Task statement:
Copy out each line of the entries below in which the string "this" appears.

(App and web page records)
☆ ☆ ☆ ☆ ☆

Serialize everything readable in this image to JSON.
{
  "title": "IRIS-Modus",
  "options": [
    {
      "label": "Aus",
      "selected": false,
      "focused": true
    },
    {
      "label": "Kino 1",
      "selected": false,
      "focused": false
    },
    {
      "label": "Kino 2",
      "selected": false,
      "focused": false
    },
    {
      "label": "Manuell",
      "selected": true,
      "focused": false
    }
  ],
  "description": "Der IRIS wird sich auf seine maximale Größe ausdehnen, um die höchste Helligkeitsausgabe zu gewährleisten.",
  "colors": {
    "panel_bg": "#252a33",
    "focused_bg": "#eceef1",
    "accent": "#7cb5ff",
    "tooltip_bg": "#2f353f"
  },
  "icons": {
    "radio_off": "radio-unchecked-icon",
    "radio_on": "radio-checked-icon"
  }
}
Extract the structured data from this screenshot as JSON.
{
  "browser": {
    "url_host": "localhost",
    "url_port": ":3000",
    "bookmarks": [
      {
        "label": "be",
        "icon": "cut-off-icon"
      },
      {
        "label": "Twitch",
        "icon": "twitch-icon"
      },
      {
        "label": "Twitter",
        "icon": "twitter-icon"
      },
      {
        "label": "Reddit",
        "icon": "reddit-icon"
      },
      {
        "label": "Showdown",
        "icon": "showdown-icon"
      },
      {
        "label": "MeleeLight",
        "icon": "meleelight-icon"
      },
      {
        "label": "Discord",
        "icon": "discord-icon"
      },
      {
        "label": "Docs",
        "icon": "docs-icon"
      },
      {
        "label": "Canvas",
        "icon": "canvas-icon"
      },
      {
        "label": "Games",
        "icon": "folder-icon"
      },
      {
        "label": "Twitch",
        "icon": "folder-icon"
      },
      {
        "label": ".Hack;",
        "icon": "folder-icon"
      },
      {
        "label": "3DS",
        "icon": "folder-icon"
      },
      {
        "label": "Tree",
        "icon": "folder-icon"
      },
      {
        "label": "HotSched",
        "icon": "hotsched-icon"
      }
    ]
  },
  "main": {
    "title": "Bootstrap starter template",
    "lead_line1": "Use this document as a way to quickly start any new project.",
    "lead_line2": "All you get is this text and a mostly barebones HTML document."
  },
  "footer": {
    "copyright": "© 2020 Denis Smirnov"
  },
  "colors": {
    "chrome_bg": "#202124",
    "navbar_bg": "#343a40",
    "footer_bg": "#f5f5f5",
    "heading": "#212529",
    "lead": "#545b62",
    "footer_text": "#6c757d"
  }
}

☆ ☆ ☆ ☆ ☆

Task solution:
Serialize everything readable in this image to JSON.
Extract the structured data from this screenshot as JSON.
    "lead_line1": "Use this document as a way to quickly start any new project.",
    "lead_line2": "All you get is this text and a mostly barebones HTML document."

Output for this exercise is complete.